[Start of section]
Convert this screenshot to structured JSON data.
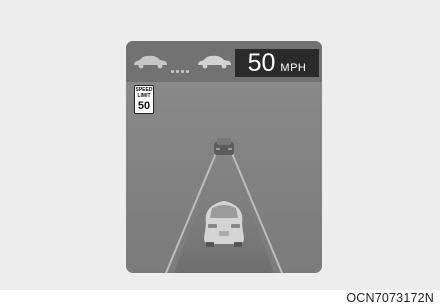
{
  "display": {
    "set_speed_value": "50",
    "set_speed_unit": "MPH",
    "speed_limit_line1": "SPEED",
    "speed_limit_line2": "LIMIT",
    "speed_limit_value": "50"
  },
  "icons": [
    "lead-car-icon",
    "following-distance-icon",
    "host-car-icon",
    "speed-limit-sign-icon",
    "rear-car-icon"
  ],
  "caption": "OCN7073172N"
}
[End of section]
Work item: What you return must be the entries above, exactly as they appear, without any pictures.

Reply to the exercise:
Convert this screenshot to structured JSON data.
{
  "display": {
    "set_speed_value": "50",
    "set_speed_unit": "MPH",
    "speed_limit_line1": "SPEED",
    "speed_limit_line2": "LIMIT",
    "speed_limit_value": "50"
  },
  "icons": [
    "lead-car-icon",
    "following-distance-icon",
    "host-car-icon",
    "speed-limit-sign-icon",
    "rear-car-icon"
  ],
  "caption": "OCN7073172N"
}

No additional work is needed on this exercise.